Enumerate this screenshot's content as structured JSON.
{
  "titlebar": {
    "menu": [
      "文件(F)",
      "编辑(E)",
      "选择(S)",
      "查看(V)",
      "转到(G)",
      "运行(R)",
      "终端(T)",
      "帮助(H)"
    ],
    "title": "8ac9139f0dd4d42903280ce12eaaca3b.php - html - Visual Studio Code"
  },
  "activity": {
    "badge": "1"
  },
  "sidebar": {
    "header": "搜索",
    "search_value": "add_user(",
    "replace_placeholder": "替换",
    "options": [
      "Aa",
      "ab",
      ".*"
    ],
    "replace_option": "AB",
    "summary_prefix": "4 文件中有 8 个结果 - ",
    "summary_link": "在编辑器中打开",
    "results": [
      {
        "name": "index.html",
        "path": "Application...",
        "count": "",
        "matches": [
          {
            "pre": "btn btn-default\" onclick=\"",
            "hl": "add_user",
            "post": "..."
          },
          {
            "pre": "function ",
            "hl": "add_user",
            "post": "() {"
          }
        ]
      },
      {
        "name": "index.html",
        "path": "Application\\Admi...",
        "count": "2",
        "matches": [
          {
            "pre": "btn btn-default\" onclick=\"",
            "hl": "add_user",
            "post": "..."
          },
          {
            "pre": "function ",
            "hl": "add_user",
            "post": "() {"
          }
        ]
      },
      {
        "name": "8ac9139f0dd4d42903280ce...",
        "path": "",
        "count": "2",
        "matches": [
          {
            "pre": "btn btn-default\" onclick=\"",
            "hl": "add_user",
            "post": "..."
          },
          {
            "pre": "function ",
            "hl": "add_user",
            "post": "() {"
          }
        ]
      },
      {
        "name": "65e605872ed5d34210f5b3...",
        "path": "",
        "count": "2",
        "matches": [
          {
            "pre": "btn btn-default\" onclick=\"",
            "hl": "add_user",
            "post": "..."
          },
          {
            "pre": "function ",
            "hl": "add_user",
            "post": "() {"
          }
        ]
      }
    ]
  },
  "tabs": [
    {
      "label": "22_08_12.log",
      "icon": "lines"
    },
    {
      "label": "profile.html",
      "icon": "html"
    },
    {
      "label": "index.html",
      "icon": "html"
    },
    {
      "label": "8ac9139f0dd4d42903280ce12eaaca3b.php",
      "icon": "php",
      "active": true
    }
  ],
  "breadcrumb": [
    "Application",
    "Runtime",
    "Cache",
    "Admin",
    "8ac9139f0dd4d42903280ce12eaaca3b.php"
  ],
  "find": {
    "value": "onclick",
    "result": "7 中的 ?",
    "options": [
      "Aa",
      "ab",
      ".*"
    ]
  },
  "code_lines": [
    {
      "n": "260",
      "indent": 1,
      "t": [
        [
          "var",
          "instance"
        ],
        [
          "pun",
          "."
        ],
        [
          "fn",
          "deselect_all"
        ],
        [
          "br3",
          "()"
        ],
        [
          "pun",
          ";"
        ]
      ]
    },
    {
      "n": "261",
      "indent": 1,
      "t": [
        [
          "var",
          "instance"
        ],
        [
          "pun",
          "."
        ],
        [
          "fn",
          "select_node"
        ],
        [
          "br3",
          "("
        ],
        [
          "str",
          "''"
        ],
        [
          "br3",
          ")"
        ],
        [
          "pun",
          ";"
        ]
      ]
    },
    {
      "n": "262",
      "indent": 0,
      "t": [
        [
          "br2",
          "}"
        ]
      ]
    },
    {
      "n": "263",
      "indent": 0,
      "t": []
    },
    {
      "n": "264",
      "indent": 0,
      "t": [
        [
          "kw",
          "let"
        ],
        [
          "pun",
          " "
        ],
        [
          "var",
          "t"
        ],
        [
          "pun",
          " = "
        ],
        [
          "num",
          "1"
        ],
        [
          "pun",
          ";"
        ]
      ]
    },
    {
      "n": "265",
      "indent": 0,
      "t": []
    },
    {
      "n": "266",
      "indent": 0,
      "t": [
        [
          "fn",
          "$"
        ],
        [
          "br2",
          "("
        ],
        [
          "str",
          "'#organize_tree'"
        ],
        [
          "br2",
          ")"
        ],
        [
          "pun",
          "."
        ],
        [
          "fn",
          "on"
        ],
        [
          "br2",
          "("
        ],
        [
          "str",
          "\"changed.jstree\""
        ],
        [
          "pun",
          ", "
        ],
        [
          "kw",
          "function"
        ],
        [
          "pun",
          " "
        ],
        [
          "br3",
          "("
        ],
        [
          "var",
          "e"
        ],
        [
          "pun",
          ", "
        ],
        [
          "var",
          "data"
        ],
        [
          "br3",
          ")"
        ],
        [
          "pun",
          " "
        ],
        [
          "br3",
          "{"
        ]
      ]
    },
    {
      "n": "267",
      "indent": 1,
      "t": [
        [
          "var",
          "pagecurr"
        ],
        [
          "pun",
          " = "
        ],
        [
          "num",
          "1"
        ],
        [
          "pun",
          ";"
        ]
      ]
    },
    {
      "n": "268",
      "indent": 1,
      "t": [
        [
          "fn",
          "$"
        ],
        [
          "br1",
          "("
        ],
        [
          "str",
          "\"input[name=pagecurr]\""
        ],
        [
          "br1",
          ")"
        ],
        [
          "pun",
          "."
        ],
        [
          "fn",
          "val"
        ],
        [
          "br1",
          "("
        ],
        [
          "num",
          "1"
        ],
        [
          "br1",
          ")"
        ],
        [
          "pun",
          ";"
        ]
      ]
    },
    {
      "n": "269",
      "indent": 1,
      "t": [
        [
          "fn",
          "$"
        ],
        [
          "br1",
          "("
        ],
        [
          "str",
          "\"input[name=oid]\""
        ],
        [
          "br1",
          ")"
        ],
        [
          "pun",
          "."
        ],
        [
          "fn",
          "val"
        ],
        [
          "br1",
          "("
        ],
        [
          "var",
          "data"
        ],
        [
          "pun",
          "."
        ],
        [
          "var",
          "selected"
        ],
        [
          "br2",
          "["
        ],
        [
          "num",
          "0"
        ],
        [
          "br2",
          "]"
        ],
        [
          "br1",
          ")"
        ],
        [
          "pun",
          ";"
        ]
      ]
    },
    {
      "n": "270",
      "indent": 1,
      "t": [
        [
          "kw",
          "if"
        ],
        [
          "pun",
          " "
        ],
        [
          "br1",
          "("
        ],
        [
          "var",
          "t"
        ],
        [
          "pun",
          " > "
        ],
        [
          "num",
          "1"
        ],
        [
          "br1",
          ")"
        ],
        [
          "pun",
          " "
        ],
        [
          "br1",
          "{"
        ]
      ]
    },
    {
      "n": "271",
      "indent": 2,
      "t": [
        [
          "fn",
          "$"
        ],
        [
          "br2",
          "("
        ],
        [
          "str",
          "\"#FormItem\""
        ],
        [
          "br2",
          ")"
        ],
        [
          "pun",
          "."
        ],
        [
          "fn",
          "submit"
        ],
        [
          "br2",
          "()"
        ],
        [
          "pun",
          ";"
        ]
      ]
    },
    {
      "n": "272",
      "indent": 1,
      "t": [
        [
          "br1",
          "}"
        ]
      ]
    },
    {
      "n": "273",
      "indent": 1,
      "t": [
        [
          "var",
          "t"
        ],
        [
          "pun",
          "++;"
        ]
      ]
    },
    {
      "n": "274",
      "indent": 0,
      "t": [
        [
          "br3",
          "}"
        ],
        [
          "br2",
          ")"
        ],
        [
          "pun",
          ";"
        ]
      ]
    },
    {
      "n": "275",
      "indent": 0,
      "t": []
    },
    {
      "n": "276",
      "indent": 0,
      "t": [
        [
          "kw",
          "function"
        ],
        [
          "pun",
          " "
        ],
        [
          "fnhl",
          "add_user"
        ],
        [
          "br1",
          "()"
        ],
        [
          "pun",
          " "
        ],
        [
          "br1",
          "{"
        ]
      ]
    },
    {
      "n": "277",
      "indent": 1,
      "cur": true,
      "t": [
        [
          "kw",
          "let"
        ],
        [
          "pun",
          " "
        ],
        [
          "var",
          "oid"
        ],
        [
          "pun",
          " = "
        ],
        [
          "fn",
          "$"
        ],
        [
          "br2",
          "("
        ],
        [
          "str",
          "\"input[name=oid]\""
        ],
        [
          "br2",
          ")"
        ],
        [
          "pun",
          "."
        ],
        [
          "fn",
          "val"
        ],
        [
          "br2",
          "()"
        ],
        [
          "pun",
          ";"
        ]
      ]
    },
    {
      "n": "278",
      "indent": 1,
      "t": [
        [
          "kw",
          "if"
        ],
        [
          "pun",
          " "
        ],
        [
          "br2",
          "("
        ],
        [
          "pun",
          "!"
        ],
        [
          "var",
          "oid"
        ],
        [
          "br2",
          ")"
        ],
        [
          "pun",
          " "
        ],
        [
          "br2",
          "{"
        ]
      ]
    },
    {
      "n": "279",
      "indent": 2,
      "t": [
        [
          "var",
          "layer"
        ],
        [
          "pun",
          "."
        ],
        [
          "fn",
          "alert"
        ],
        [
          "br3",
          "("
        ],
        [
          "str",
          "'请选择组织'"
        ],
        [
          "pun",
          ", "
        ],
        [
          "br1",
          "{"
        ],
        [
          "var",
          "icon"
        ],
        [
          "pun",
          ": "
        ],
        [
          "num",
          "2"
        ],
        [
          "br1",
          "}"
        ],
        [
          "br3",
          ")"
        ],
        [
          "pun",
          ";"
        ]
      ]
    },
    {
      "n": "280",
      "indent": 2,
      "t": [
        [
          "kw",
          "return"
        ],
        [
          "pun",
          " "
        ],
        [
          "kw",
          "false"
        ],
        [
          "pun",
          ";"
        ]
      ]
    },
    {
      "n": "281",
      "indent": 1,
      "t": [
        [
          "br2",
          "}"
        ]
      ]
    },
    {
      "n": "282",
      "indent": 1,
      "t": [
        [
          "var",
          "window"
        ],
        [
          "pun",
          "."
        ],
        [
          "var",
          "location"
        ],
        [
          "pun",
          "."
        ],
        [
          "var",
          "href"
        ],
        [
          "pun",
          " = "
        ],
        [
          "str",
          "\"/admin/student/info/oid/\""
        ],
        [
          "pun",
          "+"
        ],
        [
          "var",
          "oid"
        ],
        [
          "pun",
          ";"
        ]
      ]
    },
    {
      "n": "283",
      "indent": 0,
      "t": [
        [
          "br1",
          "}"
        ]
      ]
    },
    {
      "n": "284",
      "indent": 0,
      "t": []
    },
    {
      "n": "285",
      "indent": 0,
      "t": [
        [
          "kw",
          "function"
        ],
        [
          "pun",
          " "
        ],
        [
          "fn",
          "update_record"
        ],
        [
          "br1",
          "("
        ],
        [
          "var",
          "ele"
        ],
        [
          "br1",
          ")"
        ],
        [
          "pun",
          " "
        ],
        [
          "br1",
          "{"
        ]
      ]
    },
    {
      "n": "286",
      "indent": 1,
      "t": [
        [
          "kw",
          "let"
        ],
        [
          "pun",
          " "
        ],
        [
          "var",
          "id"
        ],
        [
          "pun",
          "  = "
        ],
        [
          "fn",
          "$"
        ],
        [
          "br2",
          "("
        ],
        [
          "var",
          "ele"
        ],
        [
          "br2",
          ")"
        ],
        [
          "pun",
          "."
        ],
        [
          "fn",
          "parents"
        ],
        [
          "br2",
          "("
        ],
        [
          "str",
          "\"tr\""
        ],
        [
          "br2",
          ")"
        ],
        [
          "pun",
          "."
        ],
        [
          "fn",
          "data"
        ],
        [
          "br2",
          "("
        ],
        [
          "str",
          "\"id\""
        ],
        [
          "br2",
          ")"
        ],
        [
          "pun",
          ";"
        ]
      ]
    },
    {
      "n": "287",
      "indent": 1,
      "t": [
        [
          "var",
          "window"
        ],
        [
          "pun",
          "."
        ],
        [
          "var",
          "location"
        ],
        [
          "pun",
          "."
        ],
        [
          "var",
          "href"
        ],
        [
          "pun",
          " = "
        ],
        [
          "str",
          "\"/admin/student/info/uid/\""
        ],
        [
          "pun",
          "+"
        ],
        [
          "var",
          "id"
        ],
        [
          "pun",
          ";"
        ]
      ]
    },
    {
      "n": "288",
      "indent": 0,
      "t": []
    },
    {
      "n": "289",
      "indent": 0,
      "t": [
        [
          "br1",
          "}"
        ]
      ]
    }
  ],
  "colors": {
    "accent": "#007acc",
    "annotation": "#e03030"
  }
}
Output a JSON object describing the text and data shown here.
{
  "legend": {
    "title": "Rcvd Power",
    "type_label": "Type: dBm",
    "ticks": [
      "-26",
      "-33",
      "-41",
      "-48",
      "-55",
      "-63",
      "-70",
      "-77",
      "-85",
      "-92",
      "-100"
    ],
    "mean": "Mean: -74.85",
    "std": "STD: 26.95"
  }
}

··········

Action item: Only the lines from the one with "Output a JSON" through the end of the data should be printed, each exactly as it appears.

Result of this exercise:
Output a JSON object describing the text and data shown here.
{
  "legend": {
    "title": "Rcvd Power",
    "type_label": "Type: dBm",
    "ticks": [
      "-26",
      "-33",
      "-41",
      "-48",
      "-55",
      "-63",
      "-70",
      "-77",
      "-85",
      "-92",
      "-100"
    ],
    "mean": "Mean: -74.85",
    "std": "STD: 26.95"
  }
}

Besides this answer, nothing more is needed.